The Supreme Court of California in Maupin v. Solomon, 41 Cal. App. 323, 183 P. 198, 199, said in reference to a situation similar to the one before us. "When we say that a certain inference is warranted by certain facts proved, we mean no more than that the jury is reasonably warranted in making that deduction from those facts. * * * In this case the direct uncontradicted evidence introduced in response to *45 the prima facie case as to the circumstances under which the employee of appellant was driving appellant's automobile was of such a nature as to leave no reasonable ground for an inference, based solely on the fact of appellant's ownership of the automobile, and the further fact that the person driving was an employee of appellant, that the driver was acting within the scope of his employment at the time of the accident. The verdict therefore was contrary to the evidence, and this is all we understand the opinion of the District Court of Appeal to decide."

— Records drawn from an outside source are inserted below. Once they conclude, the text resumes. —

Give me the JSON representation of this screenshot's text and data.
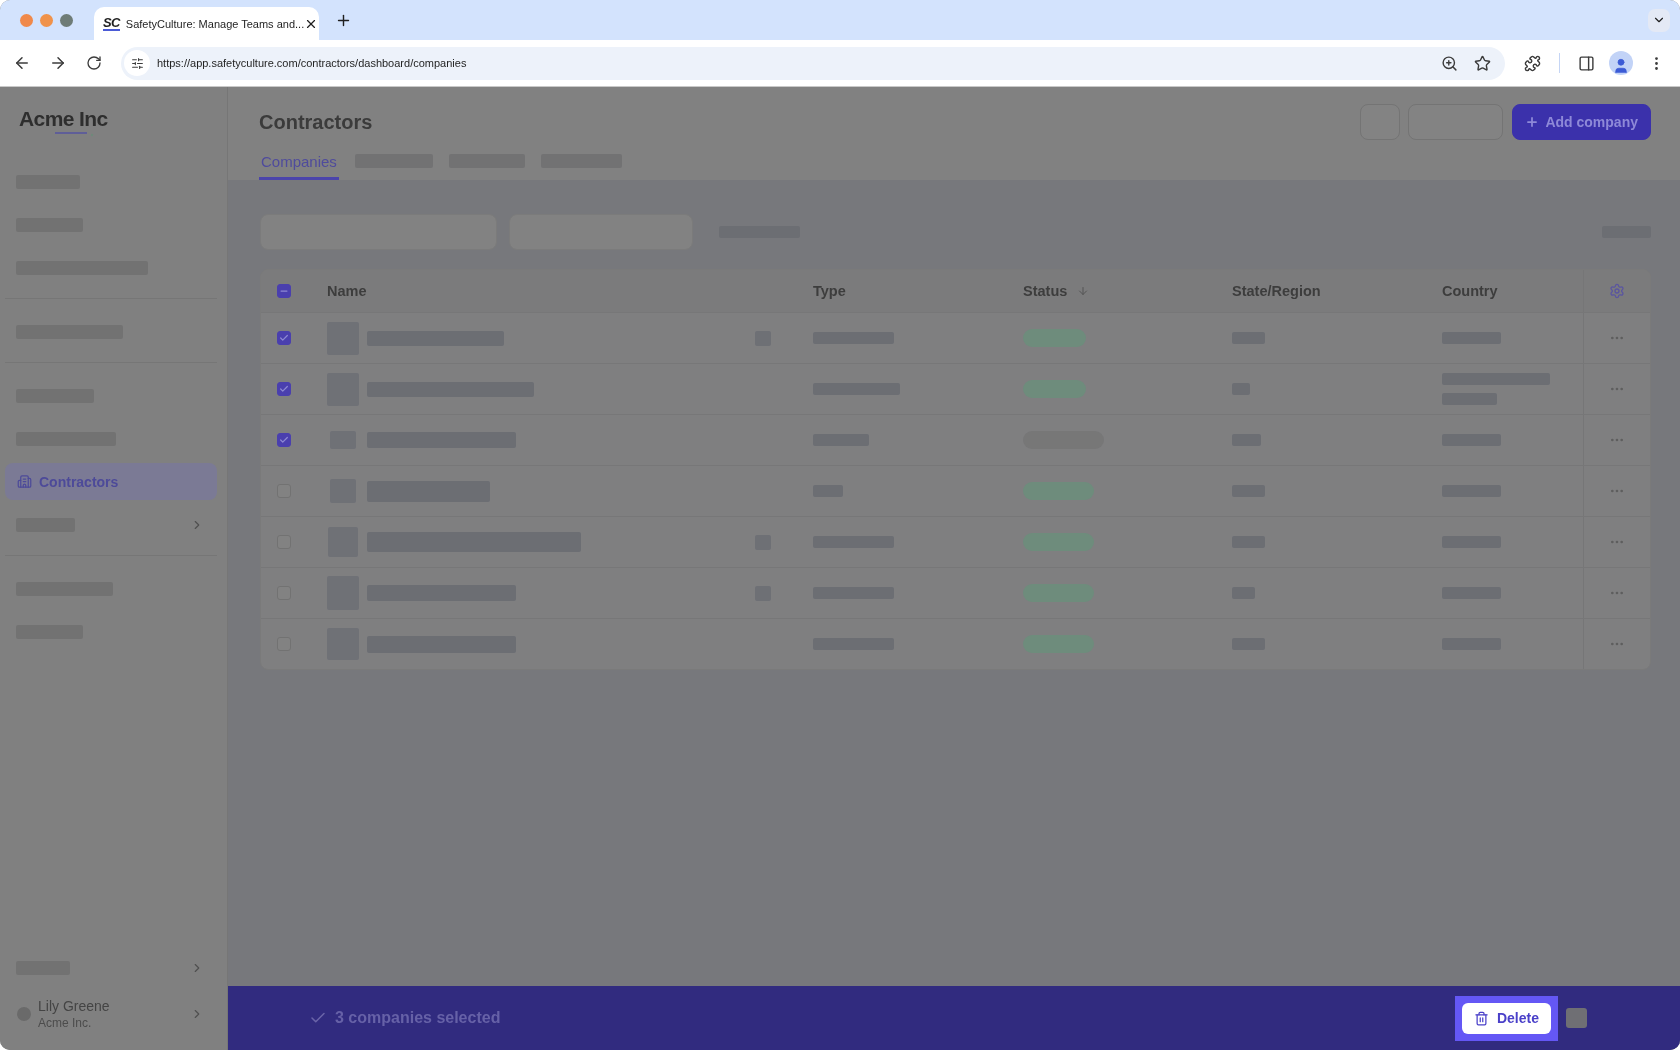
{
  "browser": {
    "tab": {
      "icon_text": "SC",
      "title": "SafetyCulture: Manage Teams and..."
    },
    "url": "https://app.safetyculture.com/contractors/dashboard/companies"
  },
  "sidebar": {
    "logo": "Acme Inc",
    "groups": [
      {
        "items": [
          {
            "kind": "redacted",
            "selected": false,
            "expandable": false
          },
          {
            "kind": "redacted",
            "selected": false,
            "expandable": false
          },
          {
            "kind": "redacted",
            "selected": false,
            "expandable": false
          }
        ]
      },
      {
        "items": [
          {
            "kind": "redacted",
            "selected": false,
            "expandable": false
          }
        ]
      },
      {
        "items": [
          {
            "kind": "redacted",
            "selected": false,
            "expandable": false
          },
          {
            "kind": "redacted",
            "selected": false,
            "expandable": false
          },
          {
            "kind": "link",
            "label": "Contractors",
            "selected": true,
            "expandable": false
          },
          {
            "kind": "redacted",
            "selected": false,
            "expandable": true
          }
        ]
      },
      {
        "items": [
          {
            "kind": "redacted",
            "selected": false,
            "expandable": false
          },
          {
            "kind": "redacted",
            "selected": false,
            "expandable": false
          }
        ]
      }
    ],
    "footer": {
      "items": [
        {
          "kind": "redacted",
          "selected": false,
          "expandable": true
        }
      ],
      "user": {
        "name": "Lily Greene",
        "organization": "Acme Inc."
      }
    }
  },
  "header": {
    "title": "Contractors",
    "buttons": [
      {
        "kind": "icon"
      },
      {
        "kind": "outline"
      },
      {
        "kind": "primary",
        "label": "Add company"
      }
    ],
    "tabs": [
      {
        "kind": "text",
        "label": "Companies",
        "selected": true
      },
      {
        "kind": "redacted",
        "selected": false
      },
      {
        "kind": "redacted",
        "selected": false
      },
      {
        "kind": "redacted",
        "selected": false
      }
    ]
  },
  "table": {
    "select_all": {
      "indeterminate": true
    },
    "columns": [
      {
        "label": "Name",
        "sorted": false
      },
      {
        "label": "Type",
        "sorted": false
      },
      {
        "label": "Status",
        "sorted": true
      },
      {
        "label": "State/Region",
        "sorted": false
      },
      {
        "label": "Country",
        "sorted": false
      }
    ],
    "rows": [
      {
        "checked": true,
        "badge_icon": true,
        "status": {
          "color": "#6e8c7c"
        }
      },
      {
        "checked": true,
        "badge_icon": false,
        "status": {
          "color": "#6e8c7c"
        }
      },
      {
        "checked": true,
        "badge_icon": false,
        "status": {
          "color": "#777777"
        }
      },
      {
        "checked": false,
        "badge_icon": false,
        "status": {
          "color": "#6e8c7c"
        }
      },
      {
        "checked": false,
        "badge_icon": true,
        "status": {
          "color": "#6e8c7c"
        }
      },
      {
        "checked": false,
        "badge_icon": true,
        "status": {
          "color": "#6e8c7c"
        }
      },
      {
        "checked": false,
        "badge_icon": false,
        "status": {
          "color": "#6e8c7c"
        }
      }
    ]
  },
  "selection_bar": {
    "text": "3 companies selected",
    "delete_button": {
      "label": "Delete",
      "highlighted": true
    }
  }
}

Thus we have the holdings of the courts above cited that uncontradicted testimony may overcome an inference to such an extent that at the conclusion of all the proof the trial judge may take the matter from the jury. It seems that there is no basic rule that can be established in these cases but each case must depend upon its facts, in and of itself. The proposition is this: "Are there facts in evidence which if unanswered would justify men of ordinary reason and fairness in affirming the question which the plaintiff is bound to maintain?" Wigmore On Evidence, Vol. 9, Sec. 2494, page 299, and cases there cited. The question thus asked must be looked to by the judge trying the case and by us in the light of the question thus stated. In other words would "men of ordinary reason and fairness" be justified in rendering a judgment against the corporate defendant in this case upon the facts here shown of Bass in his cab uniform and in his cab and with a customer in the back seat, driving in a part of the city where these cabs were allowed to go; would a jury under these facts be warranted in rendering a judgment for the plaintiff? We think unquestionably that a jury would thus be warranted in rendering a judgment for the plaintiff and therefore it results that this evidence is sufficient it rises far beyond a mere scintilla of evidence. In view of this fact we have concluded, after much deliberation and research, that under the facts of the case as here presented the judge would not be justified or right in withdrawing this case from the jury and directing the verdict on behalf of the defendant in view of the evidence that has been offered. The result is that the judgment of the lower courts must be affirmed with costs.
TOMLINSON, J., did not participate.